Adapted from a sex-stuffed cult novel, LALAPIPO (a play on the phrase “A Lot of People”) follows divergent seedy strands of sexual and narrative spaghetti through the sticky Tokyo night. There’s a chubby freelance writer who’s so obsessed with masturbating to the sound of his upstairs neighbors going at it that he forgets to deal with his own love life and when he finally does have sex he is immediately filled with self-loathing. The upstairs neighbor’s story then splits off like an amoeba: she’s an office lady seduced by a “talent scout” who is falling down the sex industry ladder, moving from hostess, to massage girl, to private karaoke attendant. The talent scout’s story then splits off and runs in its own direction, revealing the sorry state of this young pimp’s soul.
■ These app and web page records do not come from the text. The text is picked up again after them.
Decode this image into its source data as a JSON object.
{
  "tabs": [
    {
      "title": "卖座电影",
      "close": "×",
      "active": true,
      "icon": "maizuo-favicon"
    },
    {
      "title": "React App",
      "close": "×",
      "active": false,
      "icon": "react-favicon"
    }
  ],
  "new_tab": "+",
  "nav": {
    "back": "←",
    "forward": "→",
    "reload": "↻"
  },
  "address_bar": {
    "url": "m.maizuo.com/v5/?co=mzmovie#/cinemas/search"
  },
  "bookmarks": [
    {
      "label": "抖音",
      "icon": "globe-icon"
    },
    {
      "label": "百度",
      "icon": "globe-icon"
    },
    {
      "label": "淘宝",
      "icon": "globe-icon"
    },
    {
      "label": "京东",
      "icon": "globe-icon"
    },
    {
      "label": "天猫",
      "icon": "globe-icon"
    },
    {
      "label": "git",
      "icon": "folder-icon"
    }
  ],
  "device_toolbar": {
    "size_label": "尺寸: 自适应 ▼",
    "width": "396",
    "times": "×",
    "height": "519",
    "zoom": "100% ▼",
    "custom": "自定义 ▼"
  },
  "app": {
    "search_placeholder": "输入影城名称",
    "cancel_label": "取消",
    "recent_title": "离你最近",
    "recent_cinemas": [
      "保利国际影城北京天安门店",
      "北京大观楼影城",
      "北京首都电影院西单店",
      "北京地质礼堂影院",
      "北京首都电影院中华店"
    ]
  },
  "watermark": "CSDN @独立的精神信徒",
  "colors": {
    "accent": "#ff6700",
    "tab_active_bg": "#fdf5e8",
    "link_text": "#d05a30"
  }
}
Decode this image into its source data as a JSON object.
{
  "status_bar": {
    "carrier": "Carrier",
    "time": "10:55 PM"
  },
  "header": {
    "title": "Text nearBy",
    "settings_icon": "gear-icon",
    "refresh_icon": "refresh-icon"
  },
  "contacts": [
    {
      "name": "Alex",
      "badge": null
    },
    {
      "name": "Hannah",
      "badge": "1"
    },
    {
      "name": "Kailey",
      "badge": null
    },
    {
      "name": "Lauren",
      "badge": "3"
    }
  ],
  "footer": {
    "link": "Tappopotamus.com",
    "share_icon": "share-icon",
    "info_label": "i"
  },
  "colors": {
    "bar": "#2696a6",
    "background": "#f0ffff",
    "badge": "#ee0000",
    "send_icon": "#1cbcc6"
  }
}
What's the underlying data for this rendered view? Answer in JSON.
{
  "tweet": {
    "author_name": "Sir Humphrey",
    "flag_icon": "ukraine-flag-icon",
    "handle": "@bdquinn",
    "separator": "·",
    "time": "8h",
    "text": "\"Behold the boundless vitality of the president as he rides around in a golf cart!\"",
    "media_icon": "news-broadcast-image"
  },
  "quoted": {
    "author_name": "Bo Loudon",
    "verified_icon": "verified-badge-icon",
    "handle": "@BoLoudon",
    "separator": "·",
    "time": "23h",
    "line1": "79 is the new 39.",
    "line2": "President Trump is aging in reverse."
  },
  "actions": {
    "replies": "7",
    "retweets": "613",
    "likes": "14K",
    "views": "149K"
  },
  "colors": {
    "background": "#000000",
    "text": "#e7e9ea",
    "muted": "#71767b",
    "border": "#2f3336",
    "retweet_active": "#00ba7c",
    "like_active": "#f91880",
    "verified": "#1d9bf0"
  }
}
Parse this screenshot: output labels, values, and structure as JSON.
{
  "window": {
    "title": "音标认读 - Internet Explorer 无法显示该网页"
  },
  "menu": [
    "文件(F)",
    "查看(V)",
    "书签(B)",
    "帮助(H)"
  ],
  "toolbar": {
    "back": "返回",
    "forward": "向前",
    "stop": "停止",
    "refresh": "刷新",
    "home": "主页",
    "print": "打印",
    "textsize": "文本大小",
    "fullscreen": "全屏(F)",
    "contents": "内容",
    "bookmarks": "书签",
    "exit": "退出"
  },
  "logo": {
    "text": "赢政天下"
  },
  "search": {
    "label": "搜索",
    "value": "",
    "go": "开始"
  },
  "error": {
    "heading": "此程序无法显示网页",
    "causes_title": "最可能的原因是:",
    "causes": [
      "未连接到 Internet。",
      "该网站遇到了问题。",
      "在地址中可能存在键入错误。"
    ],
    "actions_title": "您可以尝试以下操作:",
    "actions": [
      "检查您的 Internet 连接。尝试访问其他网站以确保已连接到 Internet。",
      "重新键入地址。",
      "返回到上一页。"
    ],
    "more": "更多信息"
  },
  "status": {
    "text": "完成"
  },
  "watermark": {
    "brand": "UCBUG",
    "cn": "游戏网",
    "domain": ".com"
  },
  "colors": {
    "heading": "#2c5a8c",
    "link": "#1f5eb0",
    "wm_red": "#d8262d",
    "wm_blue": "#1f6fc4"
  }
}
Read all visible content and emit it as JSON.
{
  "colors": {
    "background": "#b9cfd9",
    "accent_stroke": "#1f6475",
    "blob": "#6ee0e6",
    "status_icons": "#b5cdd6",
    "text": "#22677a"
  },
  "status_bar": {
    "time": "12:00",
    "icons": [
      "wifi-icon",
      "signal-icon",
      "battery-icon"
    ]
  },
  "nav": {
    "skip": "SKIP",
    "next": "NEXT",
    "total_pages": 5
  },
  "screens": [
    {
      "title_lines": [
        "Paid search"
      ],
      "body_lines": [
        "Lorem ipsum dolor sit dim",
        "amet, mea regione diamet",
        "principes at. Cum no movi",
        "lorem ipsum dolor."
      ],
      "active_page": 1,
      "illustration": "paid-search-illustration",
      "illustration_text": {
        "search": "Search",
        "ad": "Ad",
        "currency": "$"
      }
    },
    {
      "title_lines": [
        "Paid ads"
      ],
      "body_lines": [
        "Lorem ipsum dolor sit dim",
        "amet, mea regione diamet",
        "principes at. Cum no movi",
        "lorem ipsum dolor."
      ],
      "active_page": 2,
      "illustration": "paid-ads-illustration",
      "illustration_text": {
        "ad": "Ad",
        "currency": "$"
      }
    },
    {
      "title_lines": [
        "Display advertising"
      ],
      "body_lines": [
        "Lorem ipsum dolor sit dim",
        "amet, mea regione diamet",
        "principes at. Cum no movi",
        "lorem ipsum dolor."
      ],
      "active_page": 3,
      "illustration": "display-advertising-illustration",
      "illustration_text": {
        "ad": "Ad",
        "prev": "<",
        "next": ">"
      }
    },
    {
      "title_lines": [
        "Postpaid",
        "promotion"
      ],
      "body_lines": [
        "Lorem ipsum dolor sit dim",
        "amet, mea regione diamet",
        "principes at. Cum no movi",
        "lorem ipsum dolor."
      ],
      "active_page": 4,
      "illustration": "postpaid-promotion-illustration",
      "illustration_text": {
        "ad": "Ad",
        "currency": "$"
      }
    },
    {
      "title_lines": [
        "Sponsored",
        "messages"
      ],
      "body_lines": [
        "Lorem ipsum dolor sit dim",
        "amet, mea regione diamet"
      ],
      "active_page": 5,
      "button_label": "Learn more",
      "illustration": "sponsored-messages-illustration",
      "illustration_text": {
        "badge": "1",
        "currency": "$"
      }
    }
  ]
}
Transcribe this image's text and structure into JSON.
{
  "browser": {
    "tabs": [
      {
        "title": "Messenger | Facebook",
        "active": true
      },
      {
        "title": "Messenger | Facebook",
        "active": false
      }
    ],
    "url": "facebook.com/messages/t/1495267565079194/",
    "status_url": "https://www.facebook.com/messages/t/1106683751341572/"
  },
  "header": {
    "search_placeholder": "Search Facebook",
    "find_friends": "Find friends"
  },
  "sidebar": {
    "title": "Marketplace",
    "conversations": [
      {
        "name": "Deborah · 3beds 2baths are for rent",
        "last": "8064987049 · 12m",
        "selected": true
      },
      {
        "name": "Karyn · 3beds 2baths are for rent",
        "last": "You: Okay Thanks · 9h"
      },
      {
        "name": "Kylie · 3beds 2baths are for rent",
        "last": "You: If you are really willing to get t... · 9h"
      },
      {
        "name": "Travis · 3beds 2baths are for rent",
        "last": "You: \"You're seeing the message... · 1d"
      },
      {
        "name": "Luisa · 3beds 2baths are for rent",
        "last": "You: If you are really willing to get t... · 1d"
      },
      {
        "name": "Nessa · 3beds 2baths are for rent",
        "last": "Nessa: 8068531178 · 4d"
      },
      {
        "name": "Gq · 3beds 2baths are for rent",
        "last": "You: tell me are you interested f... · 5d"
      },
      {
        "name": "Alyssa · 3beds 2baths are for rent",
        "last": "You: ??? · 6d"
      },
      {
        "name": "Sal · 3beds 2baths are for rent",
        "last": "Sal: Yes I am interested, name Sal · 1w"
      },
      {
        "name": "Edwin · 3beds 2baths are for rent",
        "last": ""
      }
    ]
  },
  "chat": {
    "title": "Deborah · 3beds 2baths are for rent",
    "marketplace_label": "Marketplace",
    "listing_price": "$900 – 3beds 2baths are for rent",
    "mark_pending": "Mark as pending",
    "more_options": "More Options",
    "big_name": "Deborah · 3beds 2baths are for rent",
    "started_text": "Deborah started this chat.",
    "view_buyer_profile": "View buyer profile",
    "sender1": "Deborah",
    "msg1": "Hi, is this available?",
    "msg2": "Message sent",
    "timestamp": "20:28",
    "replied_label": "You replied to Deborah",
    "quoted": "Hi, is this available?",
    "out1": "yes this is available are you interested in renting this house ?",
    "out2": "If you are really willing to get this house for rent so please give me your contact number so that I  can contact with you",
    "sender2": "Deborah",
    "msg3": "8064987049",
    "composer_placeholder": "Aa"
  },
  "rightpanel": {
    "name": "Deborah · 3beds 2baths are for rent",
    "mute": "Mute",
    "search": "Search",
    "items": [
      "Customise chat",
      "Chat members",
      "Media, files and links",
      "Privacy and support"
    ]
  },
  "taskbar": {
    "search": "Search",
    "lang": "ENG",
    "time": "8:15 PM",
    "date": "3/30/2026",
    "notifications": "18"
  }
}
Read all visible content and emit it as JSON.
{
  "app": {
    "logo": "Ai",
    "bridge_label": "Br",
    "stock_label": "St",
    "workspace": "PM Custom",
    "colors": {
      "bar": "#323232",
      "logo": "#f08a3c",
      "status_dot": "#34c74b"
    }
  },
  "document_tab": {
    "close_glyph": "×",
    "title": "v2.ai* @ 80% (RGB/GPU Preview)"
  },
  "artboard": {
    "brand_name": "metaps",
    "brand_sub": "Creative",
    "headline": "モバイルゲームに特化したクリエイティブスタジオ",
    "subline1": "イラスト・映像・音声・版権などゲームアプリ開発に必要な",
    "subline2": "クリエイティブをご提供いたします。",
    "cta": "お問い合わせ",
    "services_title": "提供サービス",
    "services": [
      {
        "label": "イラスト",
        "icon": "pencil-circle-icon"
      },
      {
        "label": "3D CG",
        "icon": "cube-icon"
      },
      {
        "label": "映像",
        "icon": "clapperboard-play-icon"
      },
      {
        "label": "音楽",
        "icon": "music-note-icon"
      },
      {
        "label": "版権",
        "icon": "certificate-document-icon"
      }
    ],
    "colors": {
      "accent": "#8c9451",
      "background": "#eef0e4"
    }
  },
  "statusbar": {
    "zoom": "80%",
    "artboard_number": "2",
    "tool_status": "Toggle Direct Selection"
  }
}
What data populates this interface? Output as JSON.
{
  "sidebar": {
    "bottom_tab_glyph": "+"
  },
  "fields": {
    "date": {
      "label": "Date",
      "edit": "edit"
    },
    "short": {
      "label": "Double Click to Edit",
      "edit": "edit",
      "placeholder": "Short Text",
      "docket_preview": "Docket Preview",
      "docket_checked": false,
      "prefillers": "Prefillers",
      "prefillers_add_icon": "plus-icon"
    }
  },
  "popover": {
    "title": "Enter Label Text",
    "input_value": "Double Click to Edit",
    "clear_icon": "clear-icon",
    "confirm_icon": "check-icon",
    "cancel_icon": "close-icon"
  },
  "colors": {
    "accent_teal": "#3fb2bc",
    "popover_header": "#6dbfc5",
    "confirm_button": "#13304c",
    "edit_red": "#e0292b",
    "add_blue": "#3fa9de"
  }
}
From there, the movie takes more and more time to consider the lives of more and more characters until the entire Japanese sex industry is filled with the wailing of lost souls.
Diana is a Roman wife happily married to sympathetic Paolo but she is keen on playing benign games of seduction with other men while resisting the advances of chic lingerie shop owner Silvio and she narrates her adventures to Paolo in order to stimulate their otherwise monotonous sexual life.
Set in a futuristic world where humans live in isolation and interact through surrogate robots, a cop (Willis) is forced to leave his home for the first time in years in order to investigate the murders of others' surrogates.
This psychedelic tour of life after death is seen entirely from the point of view of Oscar (Nathaniel Brown), a young American drug dealer and addict living in Tokyo with his prostitute sister, Linda (Paz de la Huerta).
The Fantastic Mr. Fox bored with his current life, plans a heist against the three local farmers. The farmers, tired of sharing their chickens with the sly fox, seek revenge against him and his family.